He doesn’t want to give a specific dollar figure, but points to the $24 billion that the Americans are discussing,
“Is there something worth fighting for here?” McGuinty asks – rhetorically, natch – about the auto sector? Ontario is one of the largest auto producers in North America; we can’t allow it to “languish” just because this government is the only one that isn’t willing to provide assistance to strengthen the industry.
“Let’s get serious,” he says – twice – about the $330 million that Ontario will get in equalization payments. The formula is clearly broken, but that’s not why he’s here today.
Incidentally, he “loves the idea” of investing in a Windsor rail corridor- really, really loves it – as it would create thousands of jobs *and* be good for the environment.
And now it’s the man who has gathered us here today – Jean Charest, taking a break away from the hustings to lead the first ministers into battle with Ottawa — oh wait, that’s not right. *Collaboration* with Ottawa. Cooperative, respectful cooperation
He’s speaking French, unsurprisingly, which does put a bit of a cramp in the liveblogging, but I can report that he’s wearing probably the best tie I’ve seen so far today — silver, white and dark blue diagonal stripes; beat that, Dimitri – which sets off his poppy particularly well.

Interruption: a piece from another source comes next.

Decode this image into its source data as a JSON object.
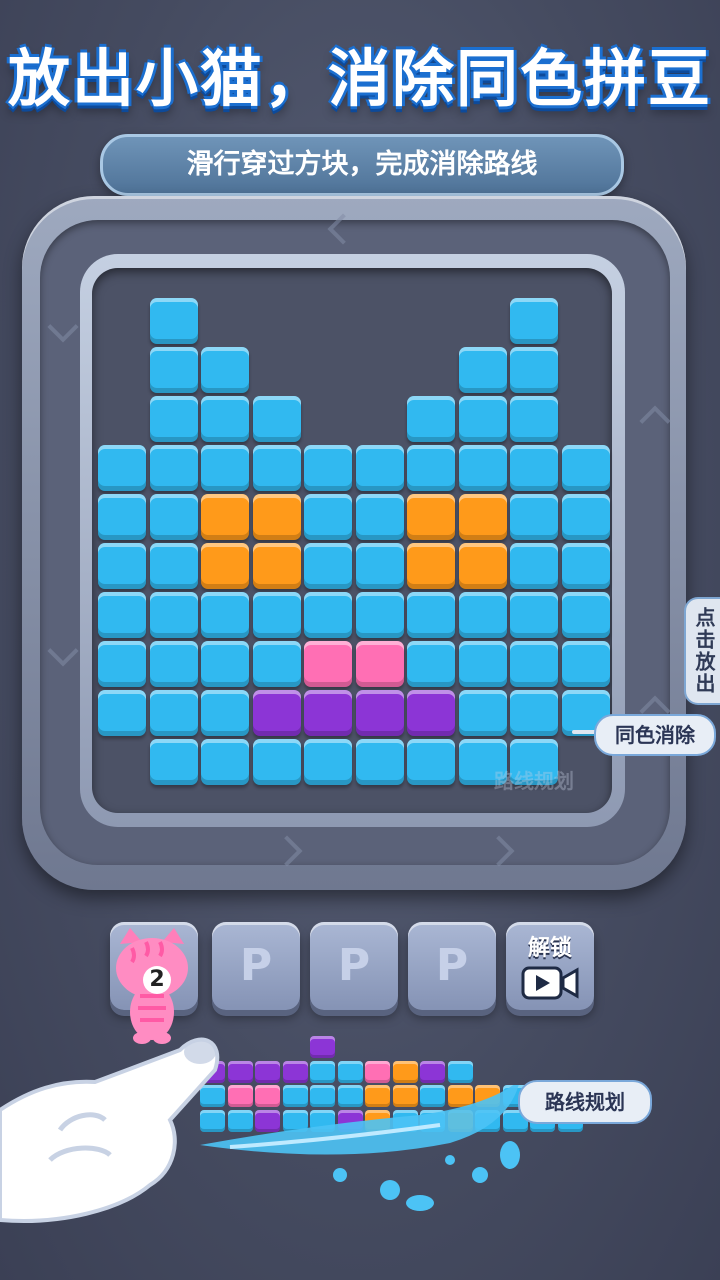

He just switched to English, and explains that the premiers are very pleased to be here to discuss the upcoming G20 conference, the ongoing financial crisis, something I didn’t quite catch – probably aid for the manufacturing sector – credit security, new trade avenues – especially with the European Union – RRSPs and — he does realize this meeting is only scheduled for like, two hours, right? This is an awfully ambitious schedule.
One more question – and it’s on the Quebec election; some sort of controversy over changing the format for the debate which I’ve not been following. Apparently Quebeckers didn’t like the talkshow-style debate during the last federal election — they want to see the leaders have direct exchanges of views.
He ends with a pitch for the Windsor highspeed train corridor, and I think that’s it. Yes, that’s it. Now, to join the bottleneck of reporters teeming towards the line of taxis outside the hotel and head off to Old City Hall for the big show, where, if there is a god of hungry journalists, there will at least be stale muffins, since some of us are operating on nothing but a fun-sized Coffee Crisp.
I’ll report back from there.